=== Section Start ===

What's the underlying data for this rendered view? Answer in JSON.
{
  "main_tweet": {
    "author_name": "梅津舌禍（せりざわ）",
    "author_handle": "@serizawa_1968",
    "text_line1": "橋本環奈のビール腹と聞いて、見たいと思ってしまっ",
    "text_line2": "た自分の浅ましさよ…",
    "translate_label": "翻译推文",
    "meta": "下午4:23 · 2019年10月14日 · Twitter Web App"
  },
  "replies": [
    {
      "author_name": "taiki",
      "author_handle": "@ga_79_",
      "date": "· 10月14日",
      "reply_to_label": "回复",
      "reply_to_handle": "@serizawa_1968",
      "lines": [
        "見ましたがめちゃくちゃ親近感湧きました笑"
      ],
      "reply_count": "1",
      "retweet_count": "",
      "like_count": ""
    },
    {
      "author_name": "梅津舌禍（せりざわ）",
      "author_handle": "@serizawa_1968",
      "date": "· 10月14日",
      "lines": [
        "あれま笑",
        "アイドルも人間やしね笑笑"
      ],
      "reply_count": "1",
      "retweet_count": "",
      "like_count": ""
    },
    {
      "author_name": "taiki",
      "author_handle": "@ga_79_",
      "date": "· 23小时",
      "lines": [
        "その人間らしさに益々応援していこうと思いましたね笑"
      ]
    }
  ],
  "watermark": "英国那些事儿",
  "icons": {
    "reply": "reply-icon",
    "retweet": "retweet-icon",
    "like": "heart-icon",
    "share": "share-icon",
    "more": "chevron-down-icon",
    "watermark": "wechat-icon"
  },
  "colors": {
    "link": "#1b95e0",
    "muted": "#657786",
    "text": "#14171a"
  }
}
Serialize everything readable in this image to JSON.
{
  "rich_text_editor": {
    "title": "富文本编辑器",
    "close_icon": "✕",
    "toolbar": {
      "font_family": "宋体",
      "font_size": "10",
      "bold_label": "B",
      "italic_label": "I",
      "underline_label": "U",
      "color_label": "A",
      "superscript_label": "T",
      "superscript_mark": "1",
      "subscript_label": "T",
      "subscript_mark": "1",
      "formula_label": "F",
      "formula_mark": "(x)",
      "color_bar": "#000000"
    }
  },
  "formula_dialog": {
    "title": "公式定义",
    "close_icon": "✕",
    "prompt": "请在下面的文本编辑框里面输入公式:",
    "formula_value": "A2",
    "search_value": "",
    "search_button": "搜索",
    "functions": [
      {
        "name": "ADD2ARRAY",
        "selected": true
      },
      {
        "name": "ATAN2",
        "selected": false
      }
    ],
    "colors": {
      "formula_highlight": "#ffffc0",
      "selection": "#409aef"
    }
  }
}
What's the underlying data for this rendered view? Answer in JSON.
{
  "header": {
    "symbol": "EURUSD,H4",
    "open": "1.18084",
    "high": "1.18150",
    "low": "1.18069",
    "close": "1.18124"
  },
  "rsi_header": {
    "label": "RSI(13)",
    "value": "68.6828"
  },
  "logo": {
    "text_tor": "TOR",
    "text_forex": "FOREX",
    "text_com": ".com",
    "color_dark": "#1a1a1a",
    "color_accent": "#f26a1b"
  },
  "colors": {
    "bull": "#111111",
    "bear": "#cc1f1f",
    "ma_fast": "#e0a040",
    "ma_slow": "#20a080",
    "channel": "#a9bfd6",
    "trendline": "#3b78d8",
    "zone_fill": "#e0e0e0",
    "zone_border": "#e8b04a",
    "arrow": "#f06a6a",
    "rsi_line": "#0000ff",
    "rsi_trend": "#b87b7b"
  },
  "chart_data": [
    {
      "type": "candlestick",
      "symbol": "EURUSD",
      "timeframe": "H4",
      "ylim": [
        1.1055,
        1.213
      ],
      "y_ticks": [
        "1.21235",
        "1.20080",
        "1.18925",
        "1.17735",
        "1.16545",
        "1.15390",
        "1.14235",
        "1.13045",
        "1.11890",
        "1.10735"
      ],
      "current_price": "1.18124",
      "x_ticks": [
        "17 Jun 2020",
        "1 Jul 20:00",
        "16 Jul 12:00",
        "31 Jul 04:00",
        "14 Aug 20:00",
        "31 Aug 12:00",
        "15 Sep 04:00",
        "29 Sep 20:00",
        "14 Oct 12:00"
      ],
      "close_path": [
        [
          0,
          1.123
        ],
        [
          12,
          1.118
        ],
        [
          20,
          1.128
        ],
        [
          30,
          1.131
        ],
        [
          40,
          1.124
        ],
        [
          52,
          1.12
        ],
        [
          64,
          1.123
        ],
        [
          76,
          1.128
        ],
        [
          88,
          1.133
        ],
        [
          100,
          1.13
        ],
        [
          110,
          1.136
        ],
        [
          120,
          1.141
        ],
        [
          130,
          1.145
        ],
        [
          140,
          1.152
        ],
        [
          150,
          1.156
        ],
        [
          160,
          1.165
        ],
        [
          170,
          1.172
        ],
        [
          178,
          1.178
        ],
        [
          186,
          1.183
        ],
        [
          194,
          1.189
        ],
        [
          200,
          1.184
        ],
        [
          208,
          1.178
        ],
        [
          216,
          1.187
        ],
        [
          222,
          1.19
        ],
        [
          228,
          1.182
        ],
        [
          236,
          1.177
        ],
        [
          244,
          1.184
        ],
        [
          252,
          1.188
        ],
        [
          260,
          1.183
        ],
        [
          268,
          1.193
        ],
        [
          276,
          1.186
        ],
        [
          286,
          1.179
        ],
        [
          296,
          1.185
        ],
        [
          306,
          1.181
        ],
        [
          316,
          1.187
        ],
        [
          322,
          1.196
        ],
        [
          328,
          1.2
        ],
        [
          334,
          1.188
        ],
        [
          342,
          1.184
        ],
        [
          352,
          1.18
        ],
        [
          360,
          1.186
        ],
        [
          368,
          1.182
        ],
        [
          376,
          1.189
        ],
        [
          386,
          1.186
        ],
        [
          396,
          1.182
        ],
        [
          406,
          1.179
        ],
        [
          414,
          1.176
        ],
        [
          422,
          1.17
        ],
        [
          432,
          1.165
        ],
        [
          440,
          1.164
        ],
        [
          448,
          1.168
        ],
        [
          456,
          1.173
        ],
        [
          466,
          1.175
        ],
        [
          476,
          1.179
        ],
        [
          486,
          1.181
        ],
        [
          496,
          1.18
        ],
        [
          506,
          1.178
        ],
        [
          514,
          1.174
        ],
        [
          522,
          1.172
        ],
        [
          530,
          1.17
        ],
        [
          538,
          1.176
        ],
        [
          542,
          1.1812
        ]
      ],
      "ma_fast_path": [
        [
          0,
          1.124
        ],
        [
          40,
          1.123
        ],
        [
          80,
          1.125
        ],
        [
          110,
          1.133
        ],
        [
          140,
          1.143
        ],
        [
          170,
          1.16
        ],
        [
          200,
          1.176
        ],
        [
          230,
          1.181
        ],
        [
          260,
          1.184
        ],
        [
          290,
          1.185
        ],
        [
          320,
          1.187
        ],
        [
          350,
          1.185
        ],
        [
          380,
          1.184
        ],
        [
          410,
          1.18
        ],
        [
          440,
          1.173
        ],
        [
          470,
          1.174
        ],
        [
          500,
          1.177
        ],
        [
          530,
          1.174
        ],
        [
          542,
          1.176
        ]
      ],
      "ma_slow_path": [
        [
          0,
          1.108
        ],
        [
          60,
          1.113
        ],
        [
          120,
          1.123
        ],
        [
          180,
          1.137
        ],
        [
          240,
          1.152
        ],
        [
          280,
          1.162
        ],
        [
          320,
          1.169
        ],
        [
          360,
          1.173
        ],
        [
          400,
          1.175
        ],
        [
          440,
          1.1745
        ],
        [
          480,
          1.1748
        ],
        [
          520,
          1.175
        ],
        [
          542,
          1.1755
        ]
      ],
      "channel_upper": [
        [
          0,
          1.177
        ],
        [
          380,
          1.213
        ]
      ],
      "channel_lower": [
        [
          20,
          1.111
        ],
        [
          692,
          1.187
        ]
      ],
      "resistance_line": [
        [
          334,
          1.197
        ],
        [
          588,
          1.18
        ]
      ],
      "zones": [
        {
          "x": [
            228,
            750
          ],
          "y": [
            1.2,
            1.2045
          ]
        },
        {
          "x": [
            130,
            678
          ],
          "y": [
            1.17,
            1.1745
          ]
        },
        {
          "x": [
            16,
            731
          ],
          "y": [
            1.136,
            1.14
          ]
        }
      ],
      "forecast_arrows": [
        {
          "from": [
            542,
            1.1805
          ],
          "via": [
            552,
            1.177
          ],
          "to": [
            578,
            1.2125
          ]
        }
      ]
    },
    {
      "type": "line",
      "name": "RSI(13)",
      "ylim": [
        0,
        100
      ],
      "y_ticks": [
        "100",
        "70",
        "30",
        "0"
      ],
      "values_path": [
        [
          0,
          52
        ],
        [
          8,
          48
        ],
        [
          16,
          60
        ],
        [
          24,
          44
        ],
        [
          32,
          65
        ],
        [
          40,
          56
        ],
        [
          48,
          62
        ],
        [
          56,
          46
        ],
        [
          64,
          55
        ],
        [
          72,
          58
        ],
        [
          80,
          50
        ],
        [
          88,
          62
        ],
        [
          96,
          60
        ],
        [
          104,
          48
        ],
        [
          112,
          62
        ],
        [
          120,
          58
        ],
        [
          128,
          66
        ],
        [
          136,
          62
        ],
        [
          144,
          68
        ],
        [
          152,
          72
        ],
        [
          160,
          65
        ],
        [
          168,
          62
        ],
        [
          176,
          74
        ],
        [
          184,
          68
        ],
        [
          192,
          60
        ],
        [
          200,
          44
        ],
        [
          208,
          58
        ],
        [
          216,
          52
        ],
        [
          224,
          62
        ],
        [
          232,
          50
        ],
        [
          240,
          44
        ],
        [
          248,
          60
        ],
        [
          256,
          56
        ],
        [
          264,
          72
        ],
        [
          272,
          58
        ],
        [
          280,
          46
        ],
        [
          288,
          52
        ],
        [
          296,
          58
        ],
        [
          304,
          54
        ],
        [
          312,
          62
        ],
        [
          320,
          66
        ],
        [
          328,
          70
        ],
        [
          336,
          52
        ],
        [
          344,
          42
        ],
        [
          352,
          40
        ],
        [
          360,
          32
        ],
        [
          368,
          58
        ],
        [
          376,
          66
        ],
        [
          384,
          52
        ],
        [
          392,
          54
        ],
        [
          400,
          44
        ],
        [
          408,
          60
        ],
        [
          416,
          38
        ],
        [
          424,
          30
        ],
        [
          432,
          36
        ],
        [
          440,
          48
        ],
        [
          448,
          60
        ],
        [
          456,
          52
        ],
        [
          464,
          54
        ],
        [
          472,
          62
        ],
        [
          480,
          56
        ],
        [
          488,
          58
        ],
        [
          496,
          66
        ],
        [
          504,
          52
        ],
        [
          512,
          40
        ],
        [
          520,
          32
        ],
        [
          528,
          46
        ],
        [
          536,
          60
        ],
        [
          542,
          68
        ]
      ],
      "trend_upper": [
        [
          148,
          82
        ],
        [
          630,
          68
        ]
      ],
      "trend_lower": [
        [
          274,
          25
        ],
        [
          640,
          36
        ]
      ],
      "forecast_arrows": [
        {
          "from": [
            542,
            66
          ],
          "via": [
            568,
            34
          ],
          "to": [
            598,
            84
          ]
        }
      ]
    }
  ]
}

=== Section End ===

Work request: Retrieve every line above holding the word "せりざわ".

Result of the exercise:
    "author_name": "梅津舌禍（せりざわ）",
      "author_name": "梅津舌禍（せりざわ）",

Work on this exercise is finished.